Setting aside the medical aspects, the economic impact is going to be far-reaching and difficult for so many. Even though disaster funds have always been part of a recovery, they are very much after the fact and generally bogged down in red tape. How someone manages with no pay for perhaps as much as eight weeks is especially unsettling. Then there will be the inevitable scams that arise in similar situations and of course we’ve already seen the absurd hoarding aspect.
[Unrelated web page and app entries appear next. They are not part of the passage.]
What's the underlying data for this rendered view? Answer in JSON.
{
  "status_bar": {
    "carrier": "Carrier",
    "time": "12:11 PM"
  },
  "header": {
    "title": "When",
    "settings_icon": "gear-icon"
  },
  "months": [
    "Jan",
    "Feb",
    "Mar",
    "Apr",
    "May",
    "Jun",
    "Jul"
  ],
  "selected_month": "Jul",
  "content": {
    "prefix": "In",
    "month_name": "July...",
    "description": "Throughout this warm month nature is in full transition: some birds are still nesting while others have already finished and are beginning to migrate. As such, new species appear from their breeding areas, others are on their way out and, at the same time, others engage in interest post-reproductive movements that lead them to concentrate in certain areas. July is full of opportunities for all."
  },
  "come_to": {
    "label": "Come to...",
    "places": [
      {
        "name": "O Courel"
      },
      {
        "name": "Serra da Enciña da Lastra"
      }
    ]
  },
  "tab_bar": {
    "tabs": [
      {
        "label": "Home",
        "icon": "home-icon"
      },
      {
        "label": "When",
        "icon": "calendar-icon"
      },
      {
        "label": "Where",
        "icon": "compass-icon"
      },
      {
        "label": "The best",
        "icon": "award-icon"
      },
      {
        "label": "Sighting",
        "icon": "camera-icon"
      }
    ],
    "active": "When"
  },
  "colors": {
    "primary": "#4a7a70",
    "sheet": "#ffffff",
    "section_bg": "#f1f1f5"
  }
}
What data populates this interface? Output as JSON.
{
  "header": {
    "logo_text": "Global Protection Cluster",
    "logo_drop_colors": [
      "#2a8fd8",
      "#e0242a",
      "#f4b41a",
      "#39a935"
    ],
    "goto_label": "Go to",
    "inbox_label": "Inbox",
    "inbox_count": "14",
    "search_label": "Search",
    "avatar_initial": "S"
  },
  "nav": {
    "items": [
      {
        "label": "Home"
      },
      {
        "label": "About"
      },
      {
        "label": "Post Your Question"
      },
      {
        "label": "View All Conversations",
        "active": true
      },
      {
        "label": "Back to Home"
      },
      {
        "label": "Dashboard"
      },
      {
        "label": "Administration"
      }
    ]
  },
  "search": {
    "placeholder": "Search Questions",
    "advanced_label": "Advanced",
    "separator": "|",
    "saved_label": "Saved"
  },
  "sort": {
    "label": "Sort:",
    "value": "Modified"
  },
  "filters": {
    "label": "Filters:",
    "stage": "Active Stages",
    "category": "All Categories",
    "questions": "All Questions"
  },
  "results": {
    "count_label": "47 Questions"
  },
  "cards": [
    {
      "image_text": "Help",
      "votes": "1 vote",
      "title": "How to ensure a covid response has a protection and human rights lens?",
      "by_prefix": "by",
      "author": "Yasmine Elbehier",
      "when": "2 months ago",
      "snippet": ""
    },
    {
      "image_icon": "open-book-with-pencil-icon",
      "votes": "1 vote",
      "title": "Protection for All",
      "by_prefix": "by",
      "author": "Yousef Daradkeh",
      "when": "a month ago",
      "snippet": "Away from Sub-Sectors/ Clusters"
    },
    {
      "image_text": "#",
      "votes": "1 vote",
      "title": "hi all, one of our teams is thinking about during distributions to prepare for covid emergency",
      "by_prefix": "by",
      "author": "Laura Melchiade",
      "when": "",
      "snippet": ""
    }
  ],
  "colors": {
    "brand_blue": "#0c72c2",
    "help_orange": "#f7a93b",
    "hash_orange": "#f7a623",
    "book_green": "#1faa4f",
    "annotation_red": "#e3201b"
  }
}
With all that said, for every kindness and consideration that is being shown, I hope we spread those stories. Who hasn’t teared up at the clips of Italians opening their windows and doors to share the beauty of opera within the neighborhoods? Even if we can’t be creative like that, let us keep an eye out for good ideas others are coming up with and support them either with action if practical or by letting people know about them. I’ll be talking to the kids today about their situation. Living in a 1,000 (basically) square foot condo with an active five-year-old will be challenging. They do have the advantage of their weather entering true spring and lots of nearby outdoor areas. Since they both work for businesses that have been shut down for at least a few weeks, they will have plenty of family time. I suspect trading off so each parent can have a little “me time” might turn out to be just as important.